RECORDS FOR THE TASK Block Start

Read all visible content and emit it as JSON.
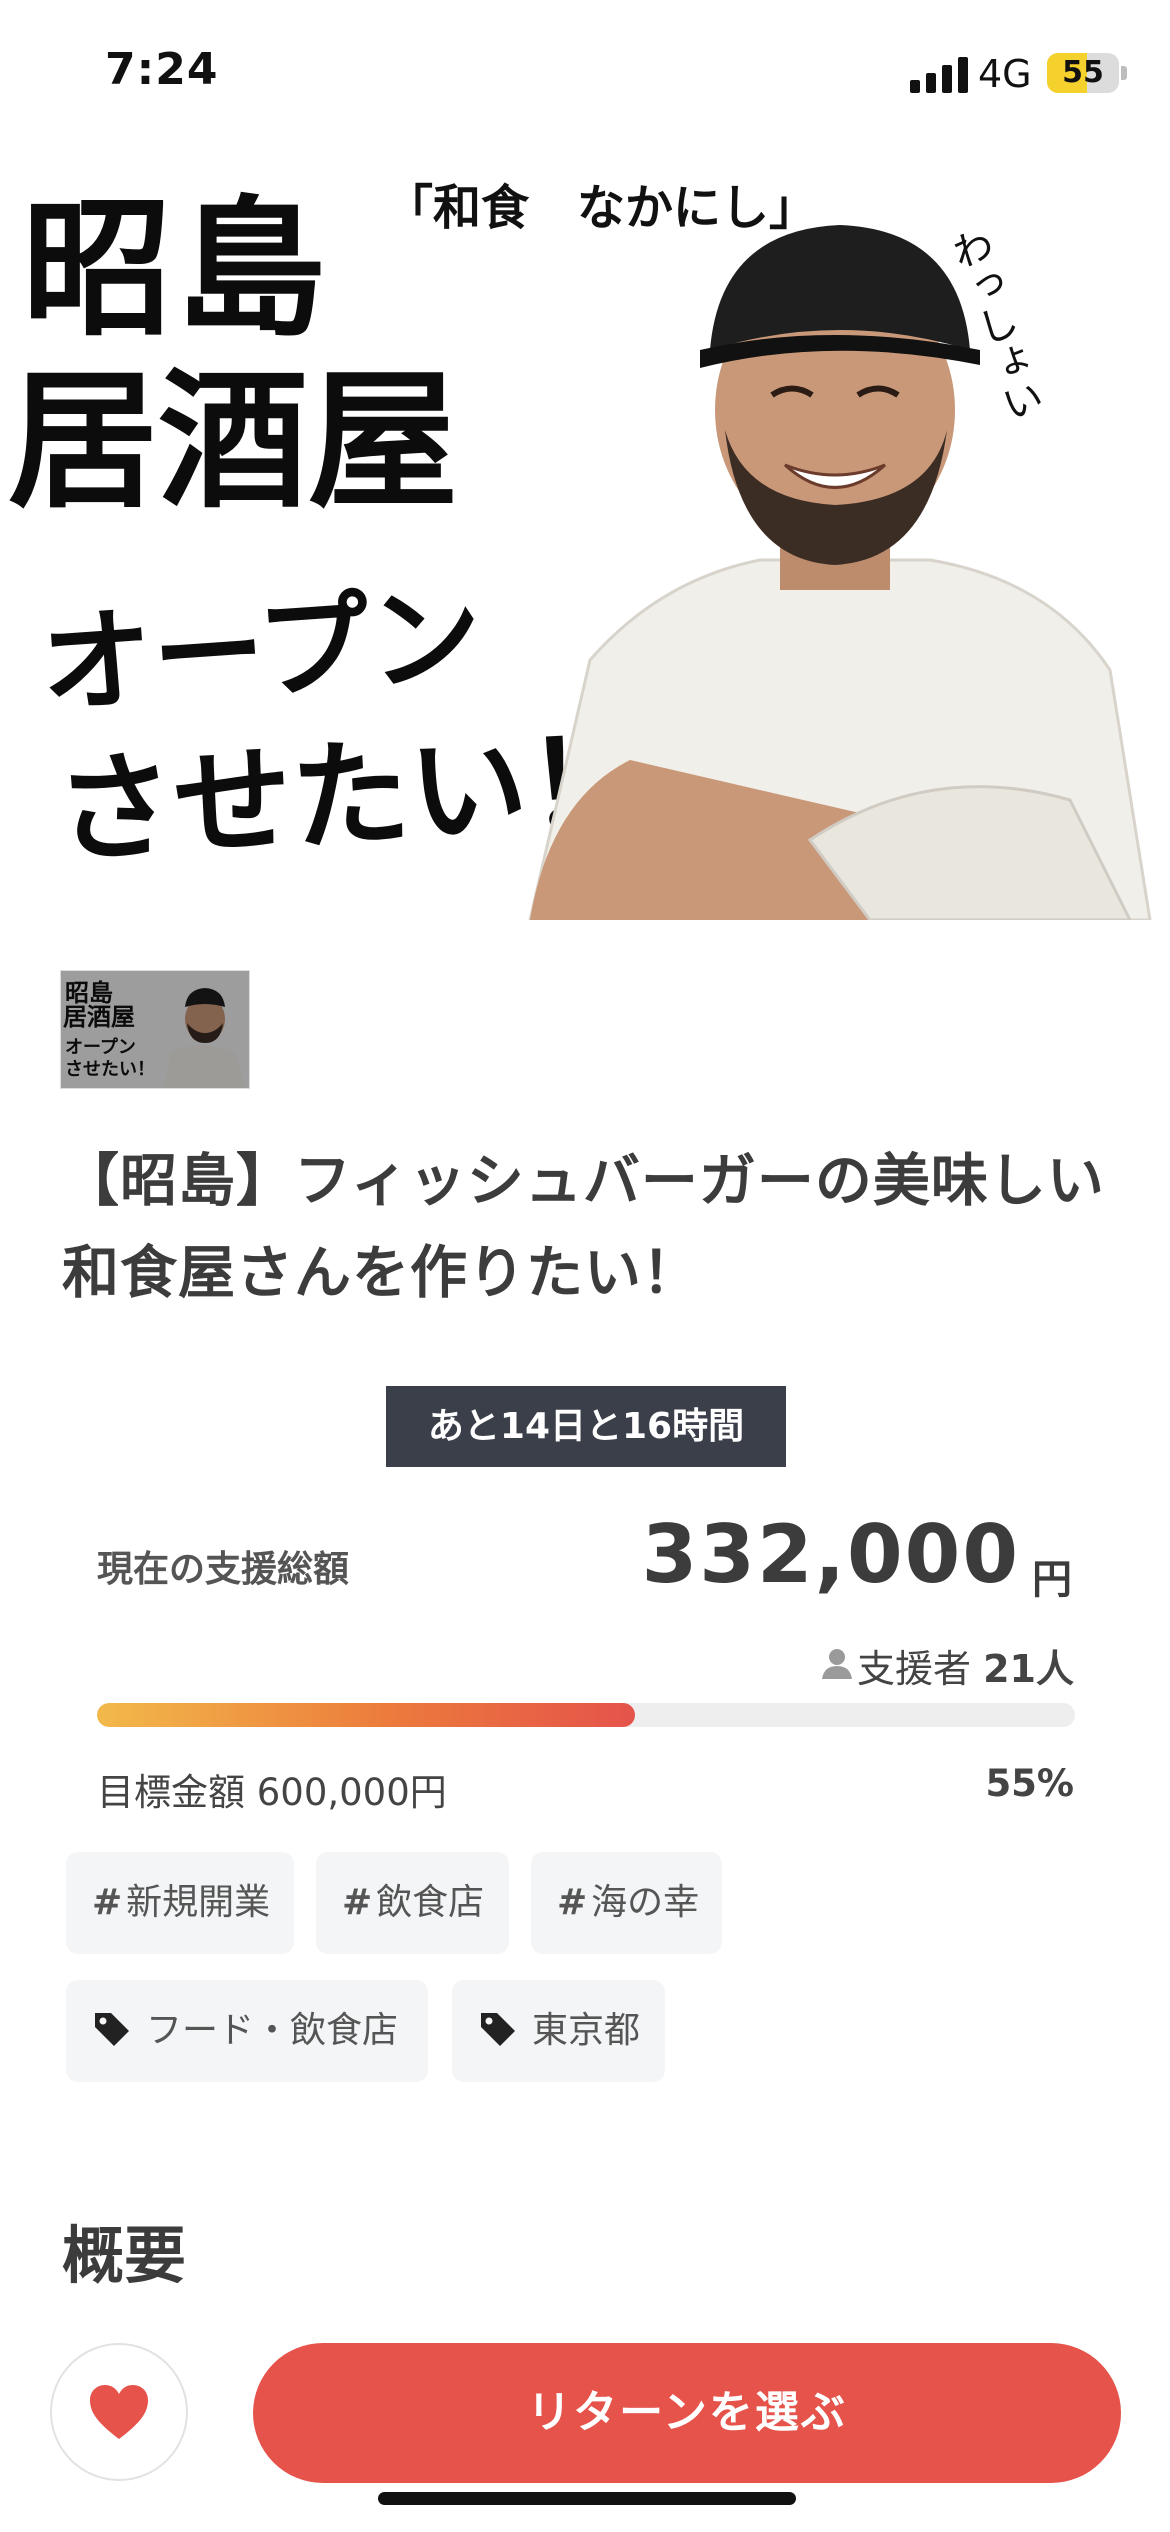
{
  "status_bar": {
    "time": "7:24",
    "network": "4G",
    "battery": "55",
    "battery_level": 0.55
  },
  "hero": {
    "line1": "昭島",
    "line2": "居酒屋",
    "restaurant": "「和食　なかにし」",
    "line3": "オープン",
    "line4": "させたい！",
    "handwritten": "わっしょい"
  },
  "project": {
    "title": "【昭島】フィッシュバーガーの美味しい和食屋さんを作りたい！",
    "time_remaining": "あと14日と16時間",
    "total_label": "現在の支援総額",
    "amount": "332,000",
    "currency": "円",
    "backers_label": "支援者",
    "backers_count": "21人",
    "goal_label": "目標金額 600,000円",
    "percent": "55%",
    "progress": 0.55
  },
  "hashtags": [
    {
      "hash": "#",
      "label": "新規開業"
    },
    {
      "hash": "#",
      "label": "飲食店"
    },
    {
      "hash": "#",
      "label": "海の幸"
    }
  ],
  "categories": [
    {
      "label": "フード・飲食店",
      "icon": "tag-icon"
    },
    {
      "label": "東京都",
      "icon": "tag-icon"
    }
  ],
  "section": {
    "overview": "概要"
  },
  "footer": {
    "favorite_icon": "heart-icon",
    "cta_label": "リターンを選ぶ"
  },
  "colors": {
    "accent": "#e5534b",
    "dark_badge": "#3a3f4a",
    "progress_start": "#f2b94a",
    "progress_end": "#e5534b",
    "battery": "#f5d12e"
  }
}
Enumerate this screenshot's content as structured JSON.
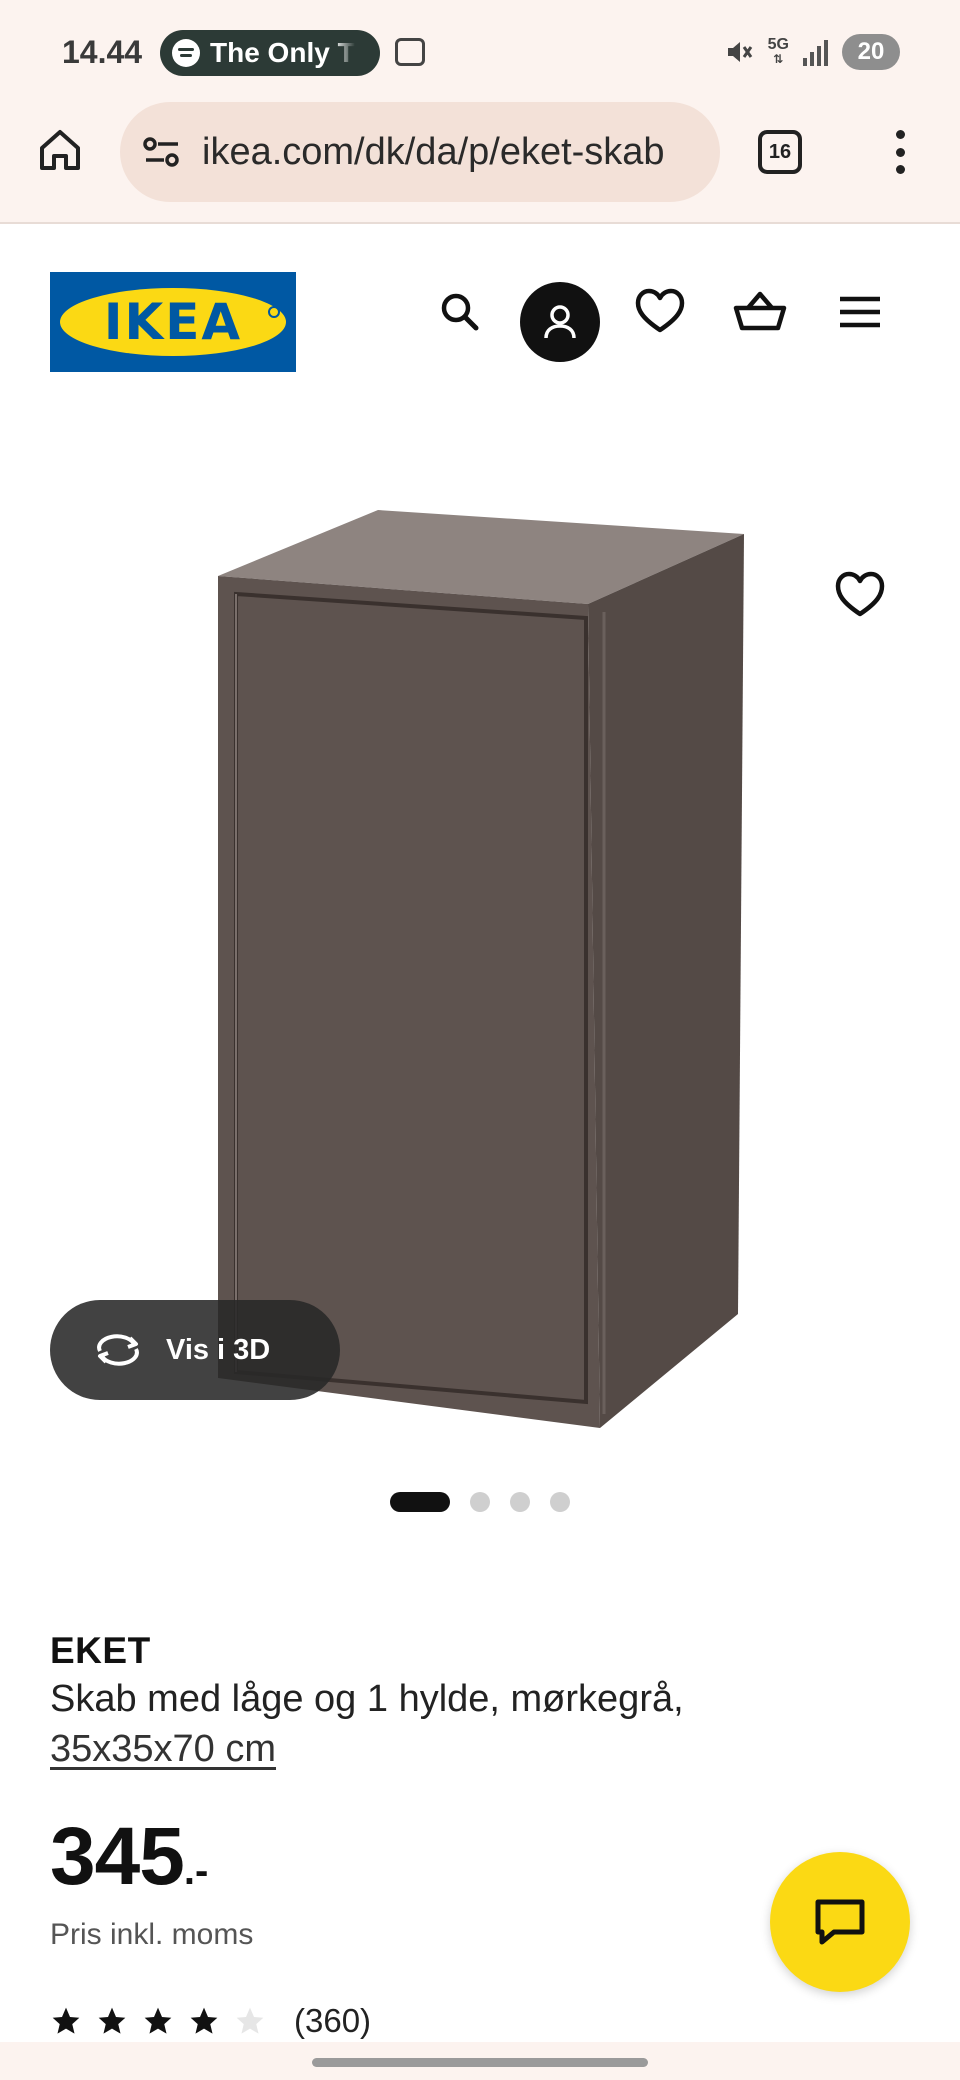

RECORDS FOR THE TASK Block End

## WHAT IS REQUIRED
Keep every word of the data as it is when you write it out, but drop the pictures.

## EXERCISE RESPONSE
Read all visible content and emit it as JSON.
{
  "status_bar": {
    "time": "7:24",
    "network": "4G",
    "battery": "55",
    "battery_level": 0.55
  },
  "hero": {
    "line1": "昭島",
    "line2": "居酒屋",
    "restaurant": "「和食　なかにし」",
    "line3": "オープン",
    "line4": "させたい！",
    "handwritten": "わっしょい"
  },
  "project": {
    "title": "【昭島】フィッシュバーガーの美味しい和食屋さんを作りたい！",
    "time_remaining": "あと14日と16時間",
    "total_label": "現在の支援総額",
    "amount": "332,000",
    "currency": "円",
    "backers_label": "支援者",
    "backers_count": "21人",
    "goal_label": "目標金額 600,000円",
    "percent": "55%",
    "progress": 0.55
  },
  "hashtags": [
    {
      "hash": "#",
      "label": "新規開業"
    },
    {
      "hash": "#",
      "label": "飲食店"
    },
    {
      "hash": "#",
      "label": "海の幸"
    }
  ],
  "categories": [
    {
      "label": "フード・飲食店",
      "icon": "tag-icon"
    },
    {
      "label": "東京都",
      "icon": "tag-icon"
    }
  ],
  "section": {
    "overview": "概要"
  },
  "footer": {
    "favorite_icon": "heart-icon",
    "cta_label": "リターンを選ぶ"
  },
  "colors": {
    "accent": "#e5534b",
    "dark_badge": "#3a3f4a",
    "progress_start": "#f2b94a",
    "progress_end": "#e5534b",
    "battery": "#f5d12e"
  }
}
Enumerate this screenshot's content as structured JSON.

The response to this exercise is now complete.